WN: The contention discussed in this article has been demonstrated repeatedly in many other countries. See for instance a review of: Chasing the Scream: The First and Last Days of the War on Drugs by Johann Hari. And please see as well more near bottom of my Home page.
I have a son who also has been arguing this for years!
Even as marijuana legalization gains momentum around the country, the U.S. has a deep and abiding problem when it comes to both policy and public consciousness around drugs. In order to approach drug policy rationally and compassionately, we must drop our assumptions and expand our imaginations. That’s what acclaimed neuroscientist Carl Hart does in his new book, Drug Use for Grown-Ups: Chasing Liberty in the Land of Fear. Hart, a leading drug researcher and a professor of psychology and psychiatry at Columbia University, suggests a full-scale reframing: Don’t assume that drugs are bad. He recognizes that pretty much any drug can have benefits, including typically vilified drugs like heroin, cocaine and methamphetamines.
In his book, Hart courageously presents this new framing through the lens of his own experience.
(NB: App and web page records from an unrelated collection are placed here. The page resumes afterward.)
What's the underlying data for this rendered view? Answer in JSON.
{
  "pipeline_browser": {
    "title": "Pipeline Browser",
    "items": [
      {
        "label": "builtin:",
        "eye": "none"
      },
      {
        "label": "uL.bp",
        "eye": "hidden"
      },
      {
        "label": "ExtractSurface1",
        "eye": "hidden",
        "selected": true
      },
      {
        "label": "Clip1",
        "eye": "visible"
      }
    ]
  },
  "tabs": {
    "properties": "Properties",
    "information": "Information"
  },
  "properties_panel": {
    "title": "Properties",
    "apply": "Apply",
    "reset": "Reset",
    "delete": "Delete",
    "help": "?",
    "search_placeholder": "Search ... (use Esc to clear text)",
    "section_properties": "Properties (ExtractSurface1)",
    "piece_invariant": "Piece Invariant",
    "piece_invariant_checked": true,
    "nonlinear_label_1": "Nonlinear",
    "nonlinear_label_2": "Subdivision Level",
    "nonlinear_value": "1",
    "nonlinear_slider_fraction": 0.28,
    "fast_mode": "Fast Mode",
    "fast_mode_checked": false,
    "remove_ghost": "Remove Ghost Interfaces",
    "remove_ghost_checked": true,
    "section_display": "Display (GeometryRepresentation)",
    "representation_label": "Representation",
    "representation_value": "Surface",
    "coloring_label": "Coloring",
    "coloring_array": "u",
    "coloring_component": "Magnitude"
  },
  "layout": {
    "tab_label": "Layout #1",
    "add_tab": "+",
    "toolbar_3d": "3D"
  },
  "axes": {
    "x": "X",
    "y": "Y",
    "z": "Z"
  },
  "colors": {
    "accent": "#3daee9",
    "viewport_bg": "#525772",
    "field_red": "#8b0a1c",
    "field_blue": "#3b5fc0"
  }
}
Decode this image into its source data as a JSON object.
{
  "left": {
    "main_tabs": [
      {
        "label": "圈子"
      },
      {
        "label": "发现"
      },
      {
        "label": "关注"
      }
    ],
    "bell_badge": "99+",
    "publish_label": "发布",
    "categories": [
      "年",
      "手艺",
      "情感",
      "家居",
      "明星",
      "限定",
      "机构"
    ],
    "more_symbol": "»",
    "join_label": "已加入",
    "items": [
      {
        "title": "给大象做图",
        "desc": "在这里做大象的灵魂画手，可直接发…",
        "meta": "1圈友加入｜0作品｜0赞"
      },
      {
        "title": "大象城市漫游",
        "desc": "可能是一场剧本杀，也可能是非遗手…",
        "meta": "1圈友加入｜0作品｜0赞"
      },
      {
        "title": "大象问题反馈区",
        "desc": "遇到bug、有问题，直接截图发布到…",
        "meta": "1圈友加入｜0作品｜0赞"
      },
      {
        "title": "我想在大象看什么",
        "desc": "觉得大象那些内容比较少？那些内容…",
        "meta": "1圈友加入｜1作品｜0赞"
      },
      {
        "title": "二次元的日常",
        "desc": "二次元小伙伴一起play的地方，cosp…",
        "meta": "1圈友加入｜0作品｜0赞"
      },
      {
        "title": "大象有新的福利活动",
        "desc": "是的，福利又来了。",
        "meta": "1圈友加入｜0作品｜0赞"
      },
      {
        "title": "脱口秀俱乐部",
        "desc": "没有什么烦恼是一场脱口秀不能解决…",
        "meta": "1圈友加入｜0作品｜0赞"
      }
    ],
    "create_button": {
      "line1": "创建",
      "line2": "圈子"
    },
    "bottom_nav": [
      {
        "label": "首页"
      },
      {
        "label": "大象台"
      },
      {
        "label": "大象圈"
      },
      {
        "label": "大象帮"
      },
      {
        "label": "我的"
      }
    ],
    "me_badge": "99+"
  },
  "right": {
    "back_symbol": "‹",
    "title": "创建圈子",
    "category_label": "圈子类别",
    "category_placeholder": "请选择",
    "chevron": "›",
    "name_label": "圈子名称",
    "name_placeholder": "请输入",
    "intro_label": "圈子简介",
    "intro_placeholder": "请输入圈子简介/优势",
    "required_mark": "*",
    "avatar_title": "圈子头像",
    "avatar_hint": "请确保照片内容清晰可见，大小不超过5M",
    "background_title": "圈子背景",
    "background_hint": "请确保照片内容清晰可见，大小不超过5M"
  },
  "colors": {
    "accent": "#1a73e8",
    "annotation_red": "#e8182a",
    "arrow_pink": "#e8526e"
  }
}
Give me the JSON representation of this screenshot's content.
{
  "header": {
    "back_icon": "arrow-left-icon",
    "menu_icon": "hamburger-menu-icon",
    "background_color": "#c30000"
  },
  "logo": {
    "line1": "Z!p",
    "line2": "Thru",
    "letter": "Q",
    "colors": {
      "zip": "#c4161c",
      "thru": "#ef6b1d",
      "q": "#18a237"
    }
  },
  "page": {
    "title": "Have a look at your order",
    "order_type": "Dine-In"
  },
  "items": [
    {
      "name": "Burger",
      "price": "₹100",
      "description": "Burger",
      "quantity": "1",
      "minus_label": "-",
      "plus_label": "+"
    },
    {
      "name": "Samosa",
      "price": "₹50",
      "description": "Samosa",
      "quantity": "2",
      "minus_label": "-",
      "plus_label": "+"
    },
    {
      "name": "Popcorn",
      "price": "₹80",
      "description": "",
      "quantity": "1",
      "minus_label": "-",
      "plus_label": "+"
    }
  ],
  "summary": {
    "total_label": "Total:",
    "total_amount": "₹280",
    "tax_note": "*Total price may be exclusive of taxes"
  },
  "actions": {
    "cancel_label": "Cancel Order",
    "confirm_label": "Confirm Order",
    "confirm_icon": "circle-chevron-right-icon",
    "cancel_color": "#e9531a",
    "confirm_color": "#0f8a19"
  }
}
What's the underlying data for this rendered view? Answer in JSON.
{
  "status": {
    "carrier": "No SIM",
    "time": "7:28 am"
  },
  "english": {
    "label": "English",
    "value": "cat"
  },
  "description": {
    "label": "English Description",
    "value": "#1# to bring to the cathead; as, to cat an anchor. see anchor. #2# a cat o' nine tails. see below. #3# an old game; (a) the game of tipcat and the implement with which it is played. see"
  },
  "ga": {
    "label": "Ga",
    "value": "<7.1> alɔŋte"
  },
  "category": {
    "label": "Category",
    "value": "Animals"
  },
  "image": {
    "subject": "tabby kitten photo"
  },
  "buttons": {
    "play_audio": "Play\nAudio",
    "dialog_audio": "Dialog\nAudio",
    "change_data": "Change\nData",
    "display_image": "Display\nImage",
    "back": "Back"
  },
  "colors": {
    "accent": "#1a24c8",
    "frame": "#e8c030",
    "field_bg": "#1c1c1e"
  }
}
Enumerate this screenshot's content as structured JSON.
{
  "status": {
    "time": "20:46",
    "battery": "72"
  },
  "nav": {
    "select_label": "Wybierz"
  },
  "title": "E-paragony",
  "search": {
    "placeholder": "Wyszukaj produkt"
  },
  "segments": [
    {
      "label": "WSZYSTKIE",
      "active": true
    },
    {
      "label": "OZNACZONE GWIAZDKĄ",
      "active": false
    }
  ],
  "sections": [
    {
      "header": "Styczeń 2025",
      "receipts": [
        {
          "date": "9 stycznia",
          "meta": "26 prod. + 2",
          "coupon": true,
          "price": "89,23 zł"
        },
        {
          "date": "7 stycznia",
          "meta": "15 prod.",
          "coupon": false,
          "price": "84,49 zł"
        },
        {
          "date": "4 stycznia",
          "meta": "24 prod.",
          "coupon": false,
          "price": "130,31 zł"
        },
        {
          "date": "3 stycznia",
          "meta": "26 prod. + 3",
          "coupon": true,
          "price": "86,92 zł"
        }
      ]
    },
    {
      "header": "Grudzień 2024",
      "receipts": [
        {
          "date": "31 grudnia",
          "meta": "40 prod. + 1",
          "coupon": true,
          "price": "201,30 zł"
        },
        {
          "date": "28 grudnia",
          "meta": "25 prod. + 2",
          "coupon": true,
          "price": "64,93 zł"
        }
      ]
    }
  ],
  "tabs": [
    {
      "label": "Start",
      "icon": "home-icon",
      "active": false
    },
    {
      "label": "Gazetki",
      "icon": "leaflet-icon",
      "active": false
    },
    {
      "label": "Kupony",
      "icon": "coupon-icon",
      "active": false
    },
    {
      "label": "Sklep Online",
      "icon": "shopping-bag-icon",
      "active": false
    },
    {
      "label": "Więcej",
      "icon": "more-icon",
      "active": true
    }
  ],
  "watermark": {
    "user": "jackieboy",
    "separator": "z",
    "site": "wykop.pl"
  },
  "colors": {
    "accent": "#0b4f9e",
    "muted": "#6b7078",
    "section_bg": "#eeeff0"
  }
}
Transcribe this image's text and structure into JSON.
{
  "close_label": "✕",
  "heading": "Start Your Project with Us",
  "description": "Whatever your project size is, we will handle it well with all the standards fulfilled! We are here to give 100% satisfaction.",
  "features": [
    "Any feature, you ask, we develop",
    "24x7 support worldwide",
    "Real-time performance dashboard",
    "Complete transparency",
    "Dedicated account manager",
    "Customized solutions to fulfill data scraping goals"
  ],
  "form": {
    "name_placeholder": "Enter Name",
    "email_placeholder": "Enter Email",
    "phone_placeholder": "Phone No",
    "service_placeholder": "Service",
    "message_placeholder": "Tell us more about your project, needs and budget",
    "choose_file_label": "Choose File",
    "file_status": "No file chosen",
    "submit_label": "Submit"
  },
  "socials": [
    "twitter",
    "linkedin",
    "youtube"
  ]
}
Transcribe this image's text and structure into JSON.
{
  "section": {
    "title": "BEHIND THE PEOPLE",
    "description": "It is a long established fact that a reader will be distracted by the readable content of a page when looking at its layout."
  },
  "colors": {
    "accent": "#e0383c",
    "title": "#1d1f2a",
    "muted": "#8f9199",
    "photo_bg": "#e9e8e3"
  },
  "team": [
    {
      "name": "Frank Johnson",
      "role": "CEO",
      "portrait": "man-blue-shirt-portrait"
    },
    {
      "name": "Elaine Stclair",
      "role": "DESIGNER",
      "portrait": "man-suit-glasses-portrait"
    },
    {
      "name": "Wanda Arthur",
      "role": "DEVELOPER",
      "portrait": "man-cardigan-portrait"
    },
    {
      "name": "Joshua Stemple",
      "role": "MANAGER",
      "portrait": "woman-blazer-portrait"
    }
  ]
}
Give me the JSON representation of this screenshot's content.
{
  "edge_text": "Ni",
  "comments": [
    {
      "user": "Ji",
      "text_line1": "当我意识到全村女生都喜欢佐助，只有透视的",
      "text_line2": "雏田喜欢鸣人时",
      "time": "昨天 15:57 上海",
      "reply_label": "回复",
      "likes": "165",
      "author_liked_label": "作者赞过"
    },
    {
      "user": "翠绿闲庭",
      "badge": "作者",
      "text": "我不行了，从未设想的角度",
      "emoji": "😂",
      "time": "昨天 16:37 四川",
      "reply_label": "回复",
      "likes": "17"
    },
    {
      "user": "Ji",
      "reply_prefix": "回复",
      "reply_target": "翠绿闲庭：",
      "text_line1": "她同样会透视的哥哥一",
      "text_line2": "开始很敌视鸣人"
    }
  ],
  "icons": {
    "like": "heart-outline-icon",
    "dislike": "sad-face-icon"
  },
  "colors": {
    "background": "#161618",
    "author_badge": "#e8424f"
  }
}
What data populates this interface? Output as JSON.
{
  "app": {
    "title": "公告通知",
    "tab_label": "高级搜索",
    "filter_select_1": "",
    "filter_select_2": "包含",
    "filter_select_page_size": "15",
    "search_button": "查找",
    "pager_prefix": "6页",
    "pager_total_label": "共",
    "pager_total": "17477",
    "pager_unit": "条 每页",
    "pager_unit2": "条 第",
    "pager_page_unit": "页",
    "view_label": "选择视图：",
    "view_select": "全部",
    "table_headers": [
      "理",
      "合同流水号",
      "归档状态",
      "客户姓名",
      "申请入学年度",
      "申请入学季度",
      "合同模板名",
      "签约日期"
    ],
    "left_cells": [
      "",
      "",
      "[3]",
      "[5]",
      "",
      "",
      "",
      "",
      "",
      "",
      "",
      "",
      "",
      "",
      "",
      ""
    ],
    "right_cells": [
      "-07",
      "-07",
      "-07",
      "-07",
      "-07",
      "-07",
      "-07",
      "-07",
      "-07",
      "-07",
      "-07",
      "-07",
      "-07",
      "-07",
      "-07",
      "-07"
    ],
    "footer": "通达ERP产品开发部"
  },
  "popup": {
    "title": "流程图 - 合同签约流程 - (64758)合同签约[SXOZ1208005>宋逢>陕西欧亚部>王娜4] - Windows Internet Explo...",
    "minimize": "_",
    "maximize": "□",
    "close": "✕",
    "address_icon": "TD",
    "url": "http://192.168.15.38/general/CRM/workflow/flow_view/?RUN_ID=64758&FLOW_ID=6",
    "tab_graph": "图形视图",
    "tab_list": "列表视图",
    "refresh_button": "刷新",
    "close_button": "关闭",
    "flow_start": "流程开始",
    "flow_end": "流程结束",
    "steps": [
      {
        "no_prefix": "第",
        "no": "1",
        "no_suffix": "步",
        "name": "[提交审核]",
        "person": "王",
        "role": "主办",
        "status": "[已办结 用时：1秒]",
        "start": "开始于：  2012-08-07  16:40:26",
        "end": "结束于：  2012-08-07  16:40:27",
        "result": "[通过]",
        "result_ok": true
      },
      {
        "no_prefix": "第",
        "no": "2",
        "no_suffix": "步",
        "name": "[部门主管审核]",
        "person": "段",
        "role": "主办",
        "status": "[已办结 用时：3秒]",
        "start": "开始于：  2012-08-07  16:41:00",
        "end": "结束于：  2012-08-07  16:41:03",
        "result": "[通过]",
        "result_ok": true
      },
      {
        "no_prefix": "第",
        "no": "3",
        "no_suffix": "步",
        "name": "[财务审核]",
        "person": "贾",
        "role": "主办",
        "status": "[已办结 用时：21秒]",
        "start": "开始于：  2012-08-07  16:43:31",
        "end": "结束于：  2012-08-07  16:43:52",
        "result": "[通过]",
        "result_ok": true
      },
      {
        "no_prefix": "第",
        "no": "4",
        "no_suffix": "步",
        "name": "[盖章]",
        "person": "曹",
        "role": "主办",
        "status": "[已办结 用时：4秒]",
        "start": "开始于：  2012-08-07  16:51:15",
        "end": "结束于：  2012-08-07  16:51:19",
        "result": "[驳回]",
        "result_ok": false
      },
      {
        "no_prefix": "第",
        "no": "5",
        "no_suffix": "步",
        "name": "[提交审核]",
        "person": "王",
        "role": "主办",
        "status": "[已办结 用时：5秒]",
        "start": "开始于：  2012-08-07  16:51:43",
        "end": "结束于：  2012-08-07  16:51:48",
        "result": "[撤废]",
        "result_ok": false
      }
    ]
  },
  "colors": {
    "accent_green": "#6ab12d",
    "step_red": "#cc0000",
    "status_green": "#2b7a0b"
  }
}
He regularly uses illicit drugs, and shares how heroin, methamphetamines, cocaine, MDMA and others have served useful purposes in his life — including just relaxing and having fun. Hart notes that addiction affects “only 10 percent to 30 percent of those who use even the most stigmatized drugs, such as heroin or methamphetamine.”
Yet most U.S. drug policies are constructed with addiction and harm as justifications. In practice, those policies play out as other forms of criminalization do, targeting Black, Brown, poor, trans and disabled people, and other marginalized groups. Meanwhile the real and tragic problem of drug overdose persists — and Hart shows how criminalization makes it impossible to confront that problem, too.
Hart urges us to not only decriminalize drugs but also to legalize them. There are many reasons for legalization — including that decriminalization still comes with fines, civil penalties and stigma. (It should be noted that legalizing drugs equitably would need to come with reparations for communities impacted by the drug war and significant opportunities for people who currently sell illicit drugs.)
But in addition to acknowledging the importance of curbing arrests and incarceration, Hart focuses on how legalization could substantively improve people’s lives by reducing the risk of overdose, reducing interventions of child protective services, and increasing safety and awareness for all.
I chatted with Carl Hart about his book — and about what a life-saving, life-affirming, freedom-affirming set of drug policies could look like in this country. . .
Please click on: Legalizing All Drugs